Spent the rest of my time working on the interaction between amp-web and History.js. Only one entry is placed in the history for each visited graph now and selecting a graph from the history will actually show you the right graph. Navigating to a graph via the history will also now update the dropdown lists to match the currently viewed graph. When using click and drag to explore a graph, clicking once on the graph will return to the previous zoom level (this was already present, but only worked for exploring the detailed graph, not the summary one).
Spent most of my week working on making the various components of NNTSC and netevmon backgroundable so that they are a lot easier to run long-term. This was pretty straightforward for the C++ programs but the python scripts have been a bit trickier, especially in terms of getting the logging going to the right place.
Also fixed a few of the outstanding issues with amp-web. In particular, I fixed the problems we were having with the X-axis of the summary graph being garbled and ensured that the summary graph will always show a sensible time period based on the region shown in the detailed view. These changes also meant I could remove the summary timestamps from the page URL, which cleans that up quite a bit.
Finished fixing the URLs in amp-web so that they are ordered sensibly and can support NNTSC streams that are defined using more than just "source" and "target". I also changed the ordering of the timestamps in the URL so that we can specify a start and end time for the detailed graph only (sensible defaults for the summary graph are meant to be chosen in this case). This is really handy when creating URLs that link to graphs showing events.
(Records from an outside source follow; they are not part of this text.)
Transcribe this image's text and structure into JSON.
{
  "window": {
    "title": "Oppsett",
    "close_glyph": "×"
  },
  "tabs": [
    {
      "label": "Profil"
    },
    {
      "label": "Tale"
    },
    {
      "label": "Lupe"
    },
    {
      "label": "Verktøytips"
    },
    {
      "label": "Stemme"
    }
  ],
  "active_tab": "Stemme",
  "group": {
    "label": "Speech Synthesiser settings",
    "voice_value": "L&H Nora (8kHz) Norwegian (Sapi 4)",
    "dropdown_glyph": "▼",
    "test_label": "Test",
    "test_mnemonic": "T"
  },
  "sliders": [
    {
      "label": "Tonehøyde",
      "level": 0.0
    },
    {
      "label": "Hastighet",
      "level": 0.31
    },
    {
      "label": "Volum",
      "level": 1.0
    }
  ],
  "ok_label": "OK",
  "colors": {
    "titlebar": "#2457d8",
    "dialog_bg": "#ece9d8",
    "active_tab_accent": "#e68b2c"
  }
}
Started looking into what needed to be done to prepare NNTSC and netevmon for packaging and a possible distribution for our friends at Lightwire. Spent a decent chunk of time writing a README that should describe exactly how to get a NNTSC instance up and running.
NNTSC and netevmon both have tracs now and I've added a series of tickets to each with the aim of getting a release ready for Lightwire by the end of the month.